July 14, 2016
Bacon & God's Wrath
Bacon, atheism, the Internet, Julia Child, and Christopher Hitchens converge in the intellectual awakening of a…
The Jewish Film Institute presents Sol Friedman’s Bacon and God’s Wrath as July’s Online Short! Read on for a Q&A with Friedman and catch it again with three more entertaining short films screening in our Jews in Shorts: Documentaries program in San Francisco and Oakland.
Bacon and God’s Wrath
screens at SFJFF36 with Jews in Shorts: Documentaries
Dir. Sol Friedman, Canada, 2015, 9 min, English
In Sol Friedman’s Sundance Jury Award winner for Best Short Documentary, Razie, a 90-year-old Jewish woman, reflects on her life’s experiences as she prepares to taste bacon for the first time.
Q&A with Bacon & God’s Wrath director Sol Friedman
Q: What inspired you to make this film?
A: I made the film as a gentle call to Apostasy. To remind people that it’s never too late to abandon your faith.
What was your greatest challenge during the filmmaking process?
It’s usually difficult to mix so many different animation techniques together. For some reason, the process was surprisingly smooth for this film.
Any thoughts you’d like to share about screening this film in a Jewish context?

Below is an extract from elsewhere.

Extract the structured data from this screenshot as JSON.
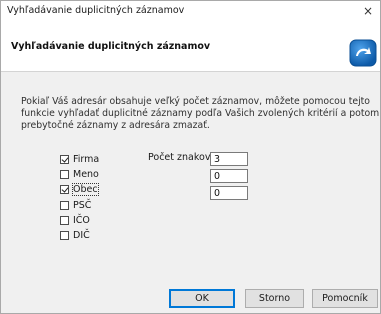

From my perspective, the subject matter is a celebration of reason over faith, so I am always a bit surprised by how enthusiastic the reception has been from the Jewish audience. But either way, it’s a great way to get the conversation started.
What film/media has inspired you lately?
The last film that I saw was The Brothers Grimsby. I can’t say I found it particularly inspirational.
What do you do when you’re not filmmaking?
I read a lot — I’m slow but steady. And travel is a big thing as well. My wife is a visual artist and she’s taken me along to a number of artist residencies that she’s done in the past few years.
Lastly, gefilte fish: delicious, or disgusting?
Although I support the idea of a fish sausage, I have yet to try a palatable version of Gefilte Fish.